reflections from Fr. Rob on World Mission Sunday
Last Monday I responded to a call for help from our friend, Chris Morgan. He had some friends who had run out of gas to run the generator to heat their trailer, and asked if I would fill up several gas canisters.
I followed Chris in his pickup truck to a massive parking lot across from Walmart in West Chicago, where Mike and Linda had parked their trailer. We picked up Linda and 4 five-gallon canisters, and headed to the nearest Costco.
The Costco gas attendant helped me manipulate the gas nozzle to fill the red plastic containers, but told me that the one yellow container was against regulation.
Linda protested. “It’s just like the red ones, only yellow! Whaddya’ got against yellow?”
“No yellow!” The attendant was adamant.
So we filled the red cans, loaded them onto the truck, and Chris asked me to pray for all of them before we parted. “We want a good prayer,” he said. “Special.”
I looked at the empty yellow canister, and then at Chris and Linda. “Do you want me to bless you with a prayer or with gas in your yellow canister?”
“Well, if you put it that way, we’ll go for the gas!” Chris said.
Linda cackled, “If we ask for prayer and get gas instead, I’m gonna’ pray real hard every day!”
We drove across the street to the Mobile station, filled up the yellow canister, and as we said goodbye, I said, “Now for the prayer.” As we stood behind the truck, I asked God to bless them and their families.
This is World Missions Sunday. We could call it World Blessing Sunday.
God’s dream for the world has been described in many ways in the past: “fulfilling the Great Commission,” “obeying Christ’s last command,” “reaching the unreached,” “seeking the lost,” and “rescuing the perishing.”
All these are good, but they don’t capture the fullness of God’s purpose for His world.
In Genesis 12: 1-3, God shares His dream with Abraham. “I will bless you,” He says, “and in you all the families of the earth shall be blessed.”
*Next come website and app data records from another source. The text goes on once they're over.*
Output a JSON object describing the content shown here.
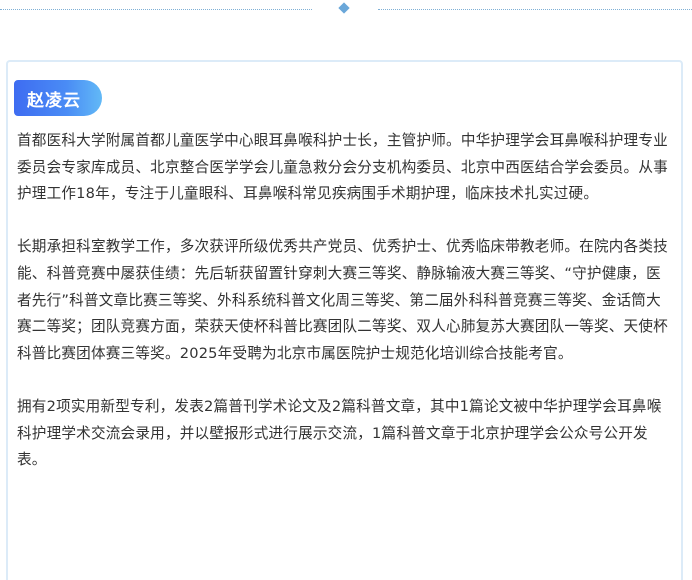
{
  "profile": {
    "name": "赵凌云",
    "paragraphs": [
      "首都医科大学附属首都儿童医学中心眼耳鼻喉科护士长，主管护师。中华护理学会耳鼻喉科护理专业委员会专家库成员、北京整合医学学会儿童急救分会分支机构委员、北京中西医结合学会委员。从事护理工作18年，专注于儿童眼科、耳鼻喉科常见疾病围手术期护理，临床技术扎实过硬。",
      "长期承担科室教学工作，多次获评所级优秀共产党员、优秀护士、优秀临床带教老师。在院内各类技能、科普竞赛中屡获佳绩：先后斩获留置针穿刺大赛三等奖、静脉输液大赛三等奖、“守护健康，医者先行”科普文章比赛三等奖、外科系统科普文化周三等奖、第二届外科科普竞赛三等奖、金话筒大赛二等奖；团队竞赛方面，荣获天使杯科普比赛团队二等奖、双人心肺复苏大赛团队一等奖、天使杯科普比赛团体赛三等奖。2025年受聘为北京市属医院护士规范化培训综合技能考官。",
      "拥有2项实用新型专利，发表2篇普刊学术论文及2篇科普文章，其中1篇论文被中华护理学会耳鼻喉科护理学术交流会录用，并以壁报形式进行展示交流，1篇科普文章于北京护理学会公众号公开发表。"
    ]
  },
  "colors": {
    "accent": "#4a8cf5",
    "text": "#333333",
    "card_border": "#dcebf8",
    "divider": "#6aa7d9"
  }
}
This passage describes a turning point in history. The arrogance of the human heart, displayed in the building of the Tower of Babel, led to God’s judgment. Humanity became divided and dispersed. But God’s judgment was also restorative. His plan for a diverse people alienated from Him and from one another was to bless them. God commissioned Abraham to bring healing to this divided and broken world by promising to bless all nations through Him.
At creation God blessed humankind and gave us a mandate to fill the earth and cultivate and care for it. (Gen 1:26-28, 2:15). The Abrahamic mandate connects the original blessing of creation with the future promise of blessing the nations. God’s work of redemption in Abraham is ultimately the restoration of God’s original plan in creation to bless all nations.
We are not called to conquer but commissioned to bless.
God’s dream for the whole world is blessing.
God’s got the world covered if each of us simply blesses whoever He puts before us, in whatever way they need it.